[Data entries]
+++
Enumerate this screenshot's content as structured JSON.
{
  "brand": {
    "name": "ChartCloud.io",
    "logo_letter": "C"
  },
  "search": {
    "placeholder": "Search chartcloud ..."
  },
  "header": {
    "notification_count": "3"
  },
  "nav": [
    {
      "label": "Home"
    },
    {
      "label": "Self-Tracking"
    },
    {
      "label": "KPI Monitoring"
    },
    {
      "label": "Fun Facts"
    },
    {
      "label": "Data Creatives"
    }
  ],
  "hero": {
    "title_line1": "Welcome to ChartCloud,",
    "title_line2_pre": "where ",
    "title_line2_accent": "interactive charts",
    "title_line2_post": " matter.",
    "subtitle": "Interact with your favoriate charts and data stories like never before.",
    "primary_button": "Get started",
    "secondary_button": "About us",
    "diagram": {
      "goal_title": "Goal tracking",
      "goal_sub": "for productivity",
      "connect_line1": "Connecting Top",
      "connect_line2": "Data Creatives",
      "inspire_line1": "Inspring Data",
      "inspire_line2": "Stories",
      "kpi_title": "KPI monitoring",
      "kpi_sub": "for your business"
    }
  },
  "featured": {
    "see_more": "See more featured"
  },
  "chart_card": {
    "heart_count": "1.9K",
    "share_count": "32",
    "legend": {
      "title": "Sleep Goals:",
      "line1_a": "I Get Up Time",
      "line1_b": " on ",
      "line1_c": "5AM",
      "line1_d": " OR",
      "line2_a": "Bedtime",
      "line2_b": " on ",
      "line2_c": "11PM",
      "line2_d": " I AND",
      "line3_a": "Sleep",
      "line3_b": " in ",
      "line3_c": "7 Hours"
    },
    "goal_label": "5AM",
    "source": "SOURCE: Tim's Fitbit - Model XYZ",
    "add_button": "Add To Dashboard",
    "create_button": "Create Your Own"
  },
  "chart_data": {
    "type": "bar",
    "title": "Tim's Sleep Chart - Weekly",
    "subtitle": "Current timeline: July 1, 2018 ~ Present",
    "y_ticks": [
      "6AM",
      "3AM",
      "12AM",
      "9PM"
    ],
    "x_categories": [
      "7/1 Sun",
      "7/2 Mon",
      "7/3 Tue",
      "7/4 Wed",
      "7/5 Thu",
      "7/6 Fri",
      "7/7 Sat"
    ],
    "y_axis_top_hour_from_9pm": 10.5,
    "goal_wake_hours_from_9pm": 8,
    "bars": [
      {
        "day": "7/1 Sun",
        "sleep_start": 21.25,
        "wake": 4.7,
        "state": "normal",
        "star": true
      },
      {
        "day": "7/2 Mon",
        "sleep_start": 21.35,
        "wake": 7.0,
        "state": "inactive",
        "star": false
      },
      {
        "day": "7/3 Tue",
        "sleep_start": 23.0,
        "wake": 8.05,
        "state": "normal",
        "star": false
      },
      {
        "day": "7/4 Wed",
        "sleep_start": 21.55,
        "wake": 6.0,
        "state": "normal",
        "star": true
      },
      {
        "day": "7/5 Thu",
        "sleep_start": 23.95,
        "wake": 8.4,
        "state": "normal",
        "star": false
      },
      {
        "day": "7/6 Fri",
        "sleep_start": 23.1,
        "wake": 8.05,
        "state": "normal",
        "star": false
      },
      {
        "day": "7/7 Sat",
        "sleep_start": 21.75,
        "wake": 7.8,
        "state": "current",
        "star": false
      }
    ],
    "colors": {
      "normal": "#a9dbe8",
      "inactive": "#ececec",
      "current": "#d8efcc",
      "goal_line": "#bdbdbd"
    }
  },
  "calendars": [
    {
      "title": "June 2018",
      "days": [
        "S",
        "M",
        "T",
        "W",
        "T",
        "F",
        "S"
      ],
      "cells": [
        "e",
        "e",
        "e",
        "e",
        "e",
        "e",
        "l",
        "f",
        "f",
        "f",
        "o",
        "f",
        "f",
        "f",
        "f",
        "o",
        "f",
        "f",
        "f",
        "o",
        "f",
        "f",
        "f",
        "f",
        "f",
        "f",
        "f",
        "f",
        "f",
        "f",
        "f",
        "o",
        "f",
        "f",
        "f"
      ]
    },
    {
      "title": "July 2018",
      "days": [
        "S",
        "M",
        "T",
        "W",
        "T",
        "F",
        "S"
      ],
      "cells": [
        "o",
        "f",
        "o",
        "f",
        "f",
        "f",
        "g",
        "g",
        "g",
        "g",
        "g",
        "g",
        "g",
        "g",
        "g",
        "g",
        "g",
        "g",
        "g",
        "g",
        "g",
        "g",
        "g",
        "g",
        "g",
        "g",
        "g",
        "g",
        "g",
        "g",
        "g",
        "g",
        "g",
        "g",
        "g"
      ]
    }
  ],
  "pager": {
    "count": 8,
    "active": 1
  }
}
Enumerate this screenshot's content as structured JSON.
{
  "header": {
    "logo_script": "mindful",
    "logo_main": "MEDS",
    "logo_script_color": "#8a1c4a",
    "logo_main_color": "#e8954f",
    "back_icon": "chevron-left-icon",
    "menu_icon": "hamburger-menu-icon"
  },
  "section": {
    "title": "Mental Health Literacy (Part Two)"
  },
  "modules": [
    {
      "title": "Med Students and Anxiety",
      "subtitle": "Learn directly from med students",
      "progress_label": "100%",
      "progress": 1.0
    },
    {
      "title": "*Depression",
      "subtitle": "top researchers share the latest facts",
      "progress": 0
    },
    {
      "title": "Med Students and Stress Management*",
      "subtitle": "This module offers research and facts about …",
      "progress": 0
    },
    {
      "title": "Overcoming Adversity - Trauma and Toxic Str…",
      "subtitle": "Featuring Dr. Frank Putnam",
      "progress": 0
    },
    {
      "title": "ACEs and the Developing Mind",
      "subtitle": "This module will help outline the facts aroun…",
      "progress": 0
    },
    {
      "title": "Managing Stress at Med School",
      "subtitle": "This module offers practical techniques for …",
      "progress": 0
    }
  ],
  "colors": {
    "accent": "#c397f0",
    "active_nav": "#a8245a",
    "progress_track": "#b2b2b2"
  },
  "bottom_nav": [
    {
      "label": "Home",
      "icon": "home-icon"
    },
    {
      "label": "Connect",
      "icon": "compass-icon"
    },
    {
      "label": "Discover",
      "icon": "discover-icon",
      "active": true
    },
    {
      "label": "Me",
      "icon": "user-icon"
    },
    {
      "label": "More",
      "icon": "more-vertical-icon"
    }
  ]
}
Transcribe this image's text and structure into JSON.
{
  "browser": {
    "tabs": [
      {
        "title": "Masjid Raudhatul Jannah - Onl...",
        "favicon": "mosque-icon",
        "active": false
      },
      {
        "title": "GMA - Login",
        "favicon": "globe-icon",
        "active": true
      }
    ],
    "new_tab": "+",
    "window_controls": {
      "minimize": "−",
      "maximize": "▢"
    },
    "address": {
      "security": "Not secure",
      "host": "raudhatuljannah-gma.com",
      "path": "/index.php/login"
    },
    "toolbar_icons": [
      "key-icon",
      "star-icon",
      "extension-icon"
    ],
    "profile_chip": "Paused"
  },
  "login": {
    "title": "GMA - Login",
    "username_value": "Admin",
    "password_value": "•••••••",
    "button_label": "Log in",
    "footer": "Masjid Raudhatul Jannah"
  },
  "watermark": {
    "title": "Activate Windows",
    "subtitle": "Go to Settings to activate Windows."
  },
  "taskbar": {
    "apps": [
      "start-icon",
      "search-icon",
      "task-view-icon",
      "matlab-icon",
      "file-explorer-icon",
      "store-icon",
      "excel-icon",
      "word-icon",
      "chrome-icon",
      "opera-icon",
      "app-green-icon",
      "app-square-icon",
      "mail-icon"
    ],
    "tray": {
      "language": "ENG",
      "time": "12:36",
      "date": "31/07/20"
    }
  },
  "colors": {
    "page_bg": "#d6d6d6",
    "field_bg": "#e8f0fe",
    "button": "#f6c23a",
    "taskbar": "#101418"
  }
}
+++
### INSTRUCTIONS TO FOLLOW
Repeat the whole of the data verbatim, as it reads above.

### WRITTEN SOLUTION
Enumerate this screenshot's content as structured JSON.
{
  "brand": {
    "name": "ChartCloud.io",
    "logo_letter": "C"
  },
  "search": {
    "placeholder": "Search chartcloud ..."
  },
  "header": {
    "notification_count": "3"
  },
  "nav": [
    {
      "label": "Home"
    },
    {
      "label": "Self-Tracking"
    },
    {
      "label": "KPI Monitoring"
    },
    {
      "label": "Fun Facts"
    },
    {
      "label": "Data Creatives"
    }
  ],
  "hero": {
    "title_line1": "Welcome to ChartCloud,",
    "title_line2_pre": "where ",
    "title_line2_accent": "interactive charts",
    "title_line2_post": " matter.",
    "subtitle": "Interact with your favoriate charts and data stories like never before.",
    "primary_button": "Get started",
    "secondary_button": "About us",
    "diagram": {
      "goal_title": "Goal tracking",
      "goal_sub": "for productivity",
      "connect_line1": "Connecting Top",
      "connect_line2": "Data Creatives",
      "inspire_line1": "Inspring Data",
      "inspire_line2": "Stories",
      "kpi_title": "KPI monitoring",
      "kpi_sub": "for your business"
    }
  },
  "featured": {
    "see_more": "See more featured"
  },
  "chart_card": {
    "heart_count": "1.9K",
    "share_count": "32",
    "legend": {
      "title": "Sleep Goals:",
      "line1_a": "I Get Up Time",
      "line1_b": " on ",
      "line1_c": "5AM",
      "line1_d": " OR",
      "line2_a": "Bedtime",
      "line2_b": " on ",
      "line2_c": "11PM",
      "line2_d": " I AND",
      "line3_a": "Sleep",
      "line3_b": " in ",
      "line3_c": "7 Hours"
    },
    "goal_label": "5AM",
    "source": "SOURCE: Tim's Fitbit - Model XYZ",
    "add_button": "Add To Dashboard",
    "create_button": "Create Your Own"
  },
  "chart_data": {
    "type": "bar",
    "title": "Tim's Sleep Chart - Weekly",
    "subtitle": "Current timeline: July 1, 2018 ~ Present",
    "y_ticks": [
      "6AM",
      "3AM",
      "12AM",
      "9PM"
    ],
    "x_categories": [
      "7/1 Sun",
      "7/2 Mon",
      "7/3 Tue",
      "7/4 Wed",
      "7/5 Thu",
      "7/6 Fri",
      "7/7 Sat"
    ],
    "y_axis_top_hour_from_9pm": 10.5,
    "goal_wake_hours_from_9pm": 8,
    "bars": [
      {
        "day": "7/1 Sun",
        "sleep_start": 21.25,
        "wake": 4.7,
        "state": "normal",
        "star": true
      },
      {
        "day": "7/2 Mon",
        "sleep_start": 21.35,
        "wake": 7.0,
        "state": "inactive",
        "star": false
      },
      {
        "day": "7/3 Tue",
        "sleep_start": 23.0,
        "wake": 8.05,
        "state": "normal",
        "star": false
      },
      {
        "day": "7/4 Wed",
        "sleep_start": 21.55,
        "wake": 6.0,
        "state": "normal",
        "star": true
      },
      {
        "day": "7/5 Thu",
        "sleep_start": 23.95,
        "wake": 8.4,
        "state": "normal",
        "star": false
      },
      {
        "day": "7/6 Fri",
        "sleep_start": 23.1,
        "wake": 8.05,
        "state": "normal",
        "star": false
      },
      {
        "day": "7/7 Sat",
        "sleep_start": 21.75,
        "wake": 7.8,
        "state": "current",
        "star": false
      }
    ],
    "colors": {
      "normal": "#a9dbe8",
      "inactive": "#ececec",
      "current": "#d8efcc",
      "goal_line": "#bdbdbd"
    }
  },
  "calendars": [
    {
      "title": "June 2018",
      "days": [
        "S",
        "M",
        "T",
        "W",
        "T",
        "F",
        "S"
      ],
      "cells": [
        "e",
        "e",
        "e",
        "e",
        "e",
        "e",
        "l",
        "f",
        "f",
        "f",
        "o",
        "f",
        "f",
        "f",
        "f",
        "o",
        "f",
        "f",
        "f",
        "o",
        "f",
        "f",
        "f",
        "f",
        "f",
        "f",
        "f",
        "f",
        "f",
        "f",
        "f",
        "o",
        "f",
        "f",
        "f"
      ]
    },
    {
      "title": "July 2018",
      "days": [
        "S",
        "M",
        "T",
        "W",
        "T",
        "F",
        "S"
      ],
      "cells": [
        "o",
        "f",
        "o",
        "f",
        "f",
        "f",
        "g",
        "g",
        "g",
        "g",
        "g",
        "g",
        "g",
        "g",
        "g",
        "g",
        "g",
        "g",
        "g",
        "g",
        "g",
        "g",
        "g",
        "g",
        "g",
        "g",
        "g",
        "g",
        "g",
        "g",
        "g",
        "g",
        "g",
        "g",
        "g"
      ]
    }
  ],
  "pager": {
    "count": 8,
    "active": 1
  }
}
Enumerate this screenshot's content as structured JSON.
{
  "header": {
    "logo_script": "mindful",
    "logo_main": "MEDS",
    "logo_script_color": "#8a1c4a",
    "logo_main_color": "#e8954f",
    "back_icon": "chevron-left-icon",
    "menu_icon": "hamburger-menu-icon"
  },
  "section": {
    "title": "Mental Health Literacy (Part Two)"
  },
  "modules": [
    {
      "title": "Med Students and Anxiety",
      "subtitle": "Learn directly from med students",
      "progress_label": "100%",
      "progress": 1.0
    },
    {
      "title": "*Depression",
      "subtitle": "top researchers share the latest facts",
      "progress": 0
    },
    {
      "title": "Med Students and Stress Management*",
      "subtitle": "This module offers research and facts about …",
      "progress": 0
    },
    {
      "title": "Overcoming Adversity - Trauma and Toxic Str…",
      "subtitle": "Featuring Dr. Frank Putnam",
      "progress": 0
    },
    {
      "title": "ACEs and the Developing Mind",
      "subtitle": "This module will help outline the facts aroun…",
      "progress": 0
    },
    {
      "title": "Managing Stress at Med School",
      "subtitle": "This module offers practical techniques for …",
      "progress": 0
    }
  ],
  "colors": {
    "accent": "#c397f0",
    "active_nav": "#a8245a",
    "progress_track": "#b2b2b2"
  },
  "bottom_nav": [
    {
      "label": "Home",
      "icon": "home-icon"
    },
    {
      "label": "Connect",
      "icon": "compass-icon"
    },
    {
      "label": "Discover",
      "icon": "discover-icon",
      "active": true
    },
    {
      "label": "Me",
      "icon": "user-icon"
    },
    {
      "label": "More",
      "icon": "more-vertical-icon"
    }
  ]
}
Transcribe this image's text and structure into JSON.
{
  "browser": {
    "tabs": [
      {
        "title": "Masjid Raudhatul Jannah - Onl...",
        "favicon": "mosque-icon",
        "active": false
      },
      {
        "title": "GMA - Login",
        "favicon": "globe-icon",
        "active": true
      }
    ],
    "new_tab": "+",
    "window_controls": {
      "minimize": "−",
      "maximize": "▢"
    },
    "address": {
      "security": "Not secure",
      "host": "raudhatuljannah-gma.com",
      "path": "/index.php/login"
    },
    "toolbar_icons": [
      "key-icon",
      "star-icon",
      "extension-icon"
    ],
    "profile_chip": "Paused"
  },
  "login": {
    "title": "GMA - Login",
    "username_value": "Admin",
    "password_value": "•••••••",
    "button_label": "Log in",
    "footer": "Masjid Raudhatul Jannah"
  },
  "watermark": {
    "title": "Activate Windows",
    "subtitle": "Go to Settings to activate Windows."
  },
  "taskbar": {
    "apps": [
      "start-icon",
      "search-icon",
      "task-view-icon",
      "matlab-icon",
      "file-explorer-icon",
      "store-icon",
      "excel-icon",
      "word-icon",
      "chrome-icon",
      "opera-icon",
      "app-green-icon",
      "app-square-icon",
      "mail-icon"
    ],
    "tray": {
      "language": "ENG",
      "time": "12:36",
      "date": "31/07/20"
    }
  },
  "colors": {
    "page_bg": "#d6d6d6",
    "field_bg": "#e8f0fe",
    "button": "#f6c23a",
    "taskbar": "#101418"
  }
}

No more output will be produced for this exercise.